*** DATASET CONTENT Section Begins ***
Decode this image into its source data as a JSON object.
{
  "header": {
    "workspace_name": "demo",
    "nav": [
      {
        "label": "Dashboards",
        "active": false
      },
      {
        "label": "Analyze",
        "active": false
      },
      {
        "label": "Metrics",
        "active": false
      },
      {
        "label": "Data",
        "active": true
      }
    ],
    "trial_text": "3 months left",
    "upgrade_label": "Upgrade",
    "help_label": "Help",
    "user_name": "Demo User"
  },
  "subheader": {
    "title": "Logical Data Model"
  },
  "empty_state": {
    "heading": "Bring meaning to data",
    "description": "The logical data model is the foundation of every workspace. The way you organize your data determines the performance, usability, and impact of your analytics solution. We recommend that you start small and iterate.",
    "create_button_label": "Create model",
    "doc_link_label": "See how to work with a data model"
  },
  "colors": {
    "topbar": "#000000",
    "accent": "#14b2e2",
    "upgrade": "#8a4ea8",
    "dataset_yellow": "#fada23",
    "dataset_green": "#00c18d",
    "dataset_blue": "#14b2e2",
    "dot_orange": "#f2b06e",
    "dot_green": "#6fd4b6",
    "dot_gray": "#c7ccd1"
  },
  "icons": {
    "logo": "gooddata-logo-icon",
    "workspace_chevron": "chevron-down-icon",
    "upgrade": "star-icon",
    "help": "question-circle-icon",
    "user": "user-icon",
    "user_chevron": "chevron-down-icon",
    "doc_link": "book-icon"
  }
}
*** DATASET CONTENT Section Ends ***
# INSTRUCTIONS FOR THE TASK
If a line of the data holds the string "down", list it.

# SOLUTION TO THIS TASK
    "workspace_chevron": "chevron-down-icon",
    "user_chevron": "chevron-down-icon",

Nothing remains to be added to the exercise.